I had come across 'Stop The Thyroid Madness' - there is so much good and useful stuff around, particularly on this forum...and everyone is so helpful. The one thing that is clearly beginning to emerge, is that with all this sort of stuff, you really do need to take control of your own health. You can't do it without GPs, but you need to inform them (and just hope you find one that will listen).

I tried a Bach flower remedy years ago (for anxiety I think?), a friend of mine swore by it. It never did a thing for me. I have tried various natural remedies over the years for PMT and insomnia - nothing seems to work on me. Had sleeping pills prescribed a couple of times, took the maximum dose and they didn't work either. I have a hamster on a wheel type of brain, ha ha!

Hello Pippcat89

If I was you I would give the flower essences another go. You don't have much to lose as they are so cheap to buy. Just as we change and deteriorate into illness; we also change spiritually and become more 'sensitive'.

The remedy for thoughts churning round is White Chestnut. The thing with flower remedies like most things (even thyroid supplements) is that they don't work for all of the people all of the time but for such a situation as yours; I would definitely give them another shot.

I would have to disagree that you 'can't do it without GP's' if you mean that you cannot start treating your condition with supplements they may refuse to acknowledge or proscribe? I have found every single one I have consulted regarding my hypo to be unhelpful, dismissive and condescending - or just a mixture of all three.

It seems that on this forum there are boatloads of brave souls who have taken responsibility for their health into their own hands and are feeling, in the main, much better for it.

You could go down the private route but it will be expensive and that can be a lottery too as I have found.

With regard to the GP thing, I just meant you need them to get meds and to make sure you are safe to take stuff. I guess you can get your own meds tho so maybe you don't need them after all.

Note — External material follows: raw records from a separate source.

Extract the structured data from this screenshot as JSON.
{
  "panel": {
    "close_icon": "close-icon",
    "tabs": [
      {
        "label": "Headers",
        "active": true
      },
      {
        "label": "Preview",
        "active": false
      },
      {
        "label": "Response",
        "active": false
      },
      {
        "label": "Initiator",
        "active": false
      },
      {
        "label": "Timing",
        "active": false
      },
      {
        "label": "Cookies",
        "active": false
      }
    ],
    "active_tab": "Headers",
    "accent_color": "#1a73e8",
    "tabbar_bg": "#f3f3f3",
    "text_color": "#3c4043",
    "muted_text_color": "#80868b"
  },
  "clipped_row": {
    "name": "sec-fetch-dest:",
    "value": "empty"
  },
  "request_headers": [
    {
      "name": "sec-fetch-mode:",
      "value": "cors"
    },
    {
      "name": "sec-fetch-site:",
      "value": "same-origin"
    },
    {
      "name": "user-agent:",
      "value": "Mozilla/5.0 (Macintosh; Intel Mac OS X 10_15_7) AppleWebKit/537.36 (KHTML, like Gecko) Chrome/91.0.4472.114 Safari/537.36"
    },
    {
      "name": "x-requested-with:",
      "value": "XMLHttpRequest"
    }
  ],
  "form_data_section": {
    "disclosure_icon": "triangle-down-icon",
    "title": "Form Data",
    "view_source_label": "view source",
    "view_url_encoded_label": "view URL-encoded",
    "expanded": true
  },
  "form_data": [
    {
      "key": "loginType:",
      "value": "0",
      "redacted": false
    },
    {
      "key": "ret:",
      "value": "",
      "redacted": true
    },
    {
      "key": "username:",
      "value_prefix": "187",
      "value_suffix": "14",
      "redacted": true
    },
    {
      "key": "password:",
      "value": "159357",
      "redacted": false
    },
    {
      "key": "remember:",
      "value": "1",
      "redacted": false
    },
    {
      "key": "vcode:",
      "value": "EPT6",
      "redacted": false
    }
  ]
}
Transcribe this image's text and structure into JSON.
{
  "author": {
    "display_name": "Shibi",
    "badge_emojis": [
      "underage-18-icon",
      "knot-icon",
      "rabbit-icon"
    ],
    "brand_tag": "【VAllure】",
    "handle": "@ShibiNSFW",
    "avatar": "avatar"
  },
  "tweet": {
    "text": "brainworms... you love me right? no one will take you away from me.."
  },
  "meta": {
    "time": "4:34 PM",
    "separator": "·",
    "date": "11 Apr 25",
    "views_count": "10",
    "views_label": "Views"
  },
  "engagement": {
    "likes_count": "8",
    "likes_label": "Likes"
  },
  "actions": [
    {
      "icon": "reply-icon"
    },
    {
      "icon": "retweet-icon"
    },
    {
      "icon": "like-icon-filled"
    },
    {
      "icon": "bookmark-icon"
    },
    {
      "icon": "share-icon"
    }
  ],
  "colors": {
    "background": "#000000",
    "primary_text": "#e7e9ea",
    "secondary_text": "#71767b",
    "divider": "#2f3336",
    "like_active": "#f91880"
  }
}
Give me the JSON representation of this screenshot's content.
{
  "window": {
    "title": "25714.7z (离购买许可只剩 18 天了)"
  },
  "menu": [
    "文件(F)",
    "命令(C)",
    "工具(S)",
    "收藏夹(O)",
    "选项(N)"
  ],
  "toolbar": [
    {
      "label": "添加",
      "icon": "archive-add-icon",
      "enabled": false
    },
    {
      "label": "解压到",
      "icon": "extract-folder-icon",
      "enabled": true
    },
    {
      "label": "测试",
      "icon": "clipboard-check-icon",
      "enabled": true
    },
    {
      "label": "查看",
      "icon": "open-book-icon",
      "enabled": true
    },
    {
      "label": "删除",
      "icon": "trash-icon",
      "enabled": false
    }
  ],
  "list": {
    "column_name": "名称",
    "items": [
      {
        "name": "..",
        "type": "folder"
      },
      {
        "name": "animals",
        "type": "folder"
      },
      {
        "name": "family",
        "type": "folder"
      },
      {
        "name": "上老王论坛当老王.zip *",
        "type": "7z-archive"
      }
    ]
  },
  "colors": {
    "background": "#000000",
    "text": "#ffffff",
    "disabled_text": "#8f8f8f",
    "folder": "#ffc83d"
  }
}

I've seen a few GPs and I would agree with you, not found a 'good' one yet. Their attitude is disappointing and I always come out feeling it was a complete waste of time. Makes me reluctant to go back and I start to wonder whether I am imagining it all and making a fuss about nothing.

Thanks for the info about the flower remedies. Anything has got to be worth a go.

Thank you.

Hi Pippycat

Ordinarily you will only get synthetic meds from a GP (though many people do very well on them; others don't); if you went private they can/might proscribe you alternatives like NDT (natural desiccated thyroid) or adrenal supplements. But again this forum is fit to bust with folk who attain their own supplements/meds; so you definitely aren't restricted to what a GP will deign to proscribe you.

Honestly - Good Luck trying to find a 'good' GP who will not only listen to you but take on board what you are saying/feeling! You could be in for a very long and futile wait...…..

As to feeling 'reluctant to go back and wonder if you are imagining it all...' - you are definitely describing me there for about the last 30 years and potentially most of the people who post on this forum; at some time or another.

You could also read 'Tears behind closed doors' by Diana Holmes; if you read this book, you won't ever wonder again whether this is 'all in your head'.

You could also try taking your basal temperature; for explicit instructions google Broda Barnes and basic metabolic rate. Best to do this with an 'old money' thermometer because the digital ones are not as reliable.

By the way, when I mentioned 'spiritually' in my earlier post; I meant it in a vibrational way - not a religious way - and flower remedies work on your vibrations.

So good vibrations to you!

You may also like...